_EXERCISE DETAILS_
Where "JSON" appears in a line of the entries below, that line should be copied.

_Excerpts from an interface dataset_
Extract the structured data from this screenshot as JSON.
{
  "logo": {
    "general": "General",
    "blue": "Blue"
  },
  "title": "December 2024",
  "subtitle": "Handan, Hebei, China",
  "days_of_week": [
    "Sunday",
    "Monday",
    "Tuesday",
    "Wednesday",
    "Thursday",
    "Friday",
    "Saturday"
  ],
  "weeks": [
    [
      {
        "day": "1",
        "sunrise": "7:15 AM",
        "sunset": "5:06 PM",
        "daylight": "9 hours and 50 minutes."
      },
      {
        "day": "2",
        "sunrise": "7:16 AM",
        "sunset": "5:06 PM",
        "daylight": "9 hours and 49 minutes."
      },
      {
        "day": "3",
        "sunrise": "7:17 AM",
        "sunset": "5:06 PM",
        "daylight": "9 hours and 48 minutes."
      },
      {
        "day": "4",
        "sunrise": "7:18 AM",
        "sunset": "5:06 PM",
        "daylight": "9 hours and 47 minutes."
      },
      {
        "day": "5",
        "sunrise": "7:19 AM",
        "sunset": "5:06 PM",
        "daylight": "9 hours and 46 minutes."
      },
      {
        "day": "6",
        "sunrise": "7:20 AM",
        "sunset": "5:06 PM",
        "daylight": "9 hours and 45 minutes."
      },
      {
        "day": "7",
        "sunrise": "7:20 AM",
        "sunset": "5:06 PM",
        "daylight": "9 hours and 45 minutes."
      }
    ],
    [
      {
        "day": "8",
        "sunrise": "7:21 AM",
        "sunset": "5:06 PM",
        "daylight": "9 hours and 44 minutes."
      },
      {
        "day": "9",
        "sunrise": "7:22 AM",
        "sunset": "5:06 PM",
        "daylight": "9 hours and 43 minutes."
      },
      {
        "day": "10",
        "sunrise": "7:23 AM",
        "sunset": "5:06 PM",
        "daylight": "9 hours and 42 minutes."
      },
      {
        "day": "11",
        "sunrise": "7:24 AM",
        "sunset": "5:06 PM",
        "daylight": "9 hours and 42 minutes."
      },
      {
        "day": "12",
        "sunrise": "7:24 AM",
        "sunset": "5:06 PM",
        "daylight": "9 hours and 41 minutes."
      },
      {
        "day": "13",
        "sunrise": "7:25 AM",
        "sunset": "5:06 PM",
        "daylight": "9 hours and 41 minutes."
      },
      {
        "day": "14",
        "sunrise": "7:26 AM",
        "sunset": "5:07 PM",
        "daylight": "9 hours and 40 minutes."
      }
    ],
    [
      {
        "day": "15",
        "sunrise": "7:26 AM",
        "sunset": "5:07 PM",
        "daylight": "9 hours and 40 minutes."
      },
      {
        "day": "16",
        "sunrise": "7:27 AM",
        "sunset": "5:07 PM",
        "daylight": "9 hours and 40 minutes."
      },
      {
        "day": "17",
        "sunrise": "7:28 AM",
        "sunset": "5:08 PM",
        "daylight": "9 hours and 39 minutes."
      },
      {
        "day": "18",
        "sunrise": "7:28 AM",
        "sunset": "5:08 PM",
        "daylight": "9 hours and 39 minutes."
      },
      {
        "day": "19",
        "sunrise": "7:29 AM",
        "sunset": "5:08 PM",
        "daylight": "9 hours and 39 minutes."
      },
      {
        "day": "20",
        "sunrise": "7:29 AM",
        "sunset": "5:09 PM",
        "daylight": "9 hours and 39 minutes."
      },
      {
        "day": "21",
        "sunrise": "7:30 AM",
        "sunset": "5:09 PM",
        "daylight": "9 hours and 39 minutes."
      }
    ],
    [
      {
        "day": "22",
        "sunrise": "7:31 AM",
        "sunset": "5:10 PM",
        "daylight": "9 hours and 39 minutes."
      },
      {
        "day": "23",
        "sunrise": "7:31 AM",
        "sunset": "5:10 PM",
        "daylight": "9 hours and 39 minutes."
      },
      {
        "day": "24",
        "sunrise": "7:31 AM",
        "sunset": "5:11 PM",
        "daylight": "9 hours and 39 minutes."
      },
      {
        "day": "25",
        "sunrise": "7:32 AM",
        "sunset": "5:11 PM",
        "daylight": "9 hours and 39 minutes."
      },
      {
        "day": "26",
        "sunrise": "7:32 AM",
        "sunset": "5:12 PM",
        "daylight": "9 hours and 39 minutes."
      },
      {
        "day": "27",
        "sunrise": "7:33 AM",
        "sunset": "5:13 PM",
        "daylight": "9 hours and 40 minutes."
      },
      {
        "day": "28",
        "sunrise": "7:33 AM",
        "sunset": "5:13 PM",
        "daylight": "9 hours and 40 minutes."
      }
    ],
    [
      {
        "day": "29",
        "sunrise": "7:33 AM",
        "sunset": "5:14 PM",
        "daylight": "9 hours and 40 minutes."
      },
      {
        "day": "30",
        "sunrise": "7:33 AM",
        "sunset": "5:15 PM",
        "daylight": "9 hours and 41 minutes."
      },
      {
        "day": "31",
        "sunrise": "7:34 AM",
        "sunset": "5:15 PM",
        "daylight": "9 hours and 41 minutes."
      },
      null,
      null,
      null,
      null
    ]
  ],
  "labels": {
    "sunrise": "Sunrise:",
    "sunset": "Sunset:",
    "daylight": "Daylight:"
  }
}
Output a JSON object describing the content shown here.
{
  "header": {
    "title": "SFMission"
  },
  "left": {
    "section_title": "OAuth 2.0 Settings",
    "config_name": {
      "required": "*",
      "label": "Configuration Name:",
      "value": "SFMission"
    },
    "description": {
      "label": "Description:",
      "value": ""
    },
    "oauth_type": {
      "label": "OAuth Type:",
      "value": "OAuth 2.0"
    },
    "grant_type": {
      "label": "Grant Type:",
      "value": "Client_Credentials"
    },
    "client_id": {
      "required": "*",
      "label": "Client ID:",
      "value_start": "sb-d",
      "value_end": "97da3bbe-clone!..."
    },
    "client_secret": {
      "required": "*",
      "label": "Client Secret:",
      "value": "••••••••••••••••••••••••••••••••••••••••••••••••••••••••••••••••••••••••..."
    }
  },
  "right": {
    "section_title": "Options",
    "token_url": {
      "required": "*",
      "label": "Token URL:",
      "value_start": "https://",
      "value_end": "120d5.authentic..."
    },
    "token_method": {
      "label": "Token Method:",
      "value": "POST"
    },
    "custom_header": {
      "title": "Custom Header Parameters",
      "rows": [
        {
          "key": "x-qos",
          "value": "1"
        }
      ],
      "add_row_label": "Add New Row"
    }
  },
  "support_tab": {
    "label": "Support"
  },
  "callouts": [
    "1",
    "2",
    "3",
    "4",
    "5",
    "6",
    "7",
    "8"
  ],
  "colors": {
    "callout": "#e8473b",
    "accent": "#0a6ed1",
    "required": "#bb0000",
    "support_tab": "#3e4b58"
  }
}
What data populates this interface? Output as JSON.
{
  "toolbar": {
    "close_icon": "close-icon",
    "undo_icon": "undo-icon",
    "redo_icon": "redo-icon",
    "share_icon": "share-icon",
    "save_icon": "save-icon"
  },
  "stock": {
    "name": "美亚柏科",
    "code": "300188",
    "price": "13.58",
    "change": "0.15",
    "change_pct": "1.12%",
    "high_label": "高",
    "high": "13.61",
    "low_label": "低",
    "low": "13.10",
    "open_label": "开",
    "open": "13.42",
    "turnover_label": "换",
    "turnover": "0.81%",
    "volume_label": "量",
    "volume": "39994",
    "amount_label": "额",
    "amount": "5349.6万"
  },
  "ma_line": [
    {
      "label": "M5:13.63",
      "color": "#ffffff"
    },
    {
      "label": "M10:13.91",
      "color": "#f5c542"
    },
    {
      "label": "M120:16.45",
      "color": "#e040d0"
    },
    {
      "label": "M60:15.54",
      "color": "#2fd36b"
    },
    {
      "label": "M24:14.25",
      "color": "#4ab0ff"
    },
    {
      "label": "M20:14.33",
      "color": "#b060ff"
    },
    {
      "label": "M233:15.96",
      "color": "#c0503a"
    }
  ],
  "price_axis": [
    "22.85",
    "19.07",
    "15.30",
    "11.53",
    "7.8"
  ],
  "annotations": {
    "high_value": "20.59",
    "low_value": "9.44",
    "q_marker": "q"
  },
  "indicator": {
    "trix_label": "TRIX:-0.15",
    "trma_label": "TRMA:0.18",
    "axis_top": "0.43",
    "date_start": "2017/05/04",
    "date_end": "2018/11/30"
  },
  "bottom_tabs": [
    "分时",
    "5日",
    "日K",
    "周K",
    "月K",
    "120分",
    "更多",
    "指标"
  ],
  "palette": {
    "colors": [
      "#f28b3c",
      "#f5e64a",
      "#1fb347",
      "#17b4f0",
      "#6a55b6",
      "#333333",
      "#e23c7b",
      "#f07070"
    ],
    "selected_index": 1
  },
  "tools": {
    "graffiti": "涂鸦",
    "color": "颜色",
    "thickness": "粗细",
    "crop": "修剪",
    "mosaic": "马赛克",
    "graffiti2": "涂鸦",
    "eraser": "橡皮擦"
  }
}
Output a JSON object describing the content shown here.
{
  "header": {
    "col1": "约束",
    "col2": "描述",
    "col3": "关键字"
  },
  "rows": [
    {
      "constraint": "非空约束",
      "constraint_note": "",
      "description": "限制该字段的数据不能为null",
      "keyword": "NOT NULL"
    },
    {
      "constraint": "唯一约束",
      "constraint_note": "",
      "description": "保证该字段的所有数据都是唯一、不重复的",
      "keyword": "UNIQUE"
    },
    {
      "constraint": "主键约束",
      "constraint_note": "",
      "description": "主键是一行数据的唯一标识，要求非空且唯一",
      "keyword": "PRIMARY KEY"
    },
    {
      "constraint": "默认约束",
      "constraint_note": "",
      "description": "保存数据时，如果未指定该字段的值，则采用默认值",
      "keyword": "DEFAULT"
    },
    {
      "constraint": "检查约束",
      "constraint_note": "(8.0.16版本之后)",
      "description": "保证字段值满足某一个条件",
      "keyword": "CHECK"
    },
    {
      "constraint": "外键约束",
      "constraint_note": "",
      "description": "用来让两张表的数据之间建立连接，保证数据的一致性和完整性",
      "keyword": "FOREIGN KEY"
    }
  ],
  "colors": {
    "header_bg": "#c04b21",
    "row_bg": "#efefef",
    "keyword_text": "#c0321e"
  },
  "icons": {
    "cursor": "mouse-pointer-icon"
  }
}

_EXERCISE RESULT_
Extract the structured data from this screenshot as JSON.
Output a JSON object describing the content shown here.
What data populates this interface? Output as JSON.
Output a JSON object describing the content shown here.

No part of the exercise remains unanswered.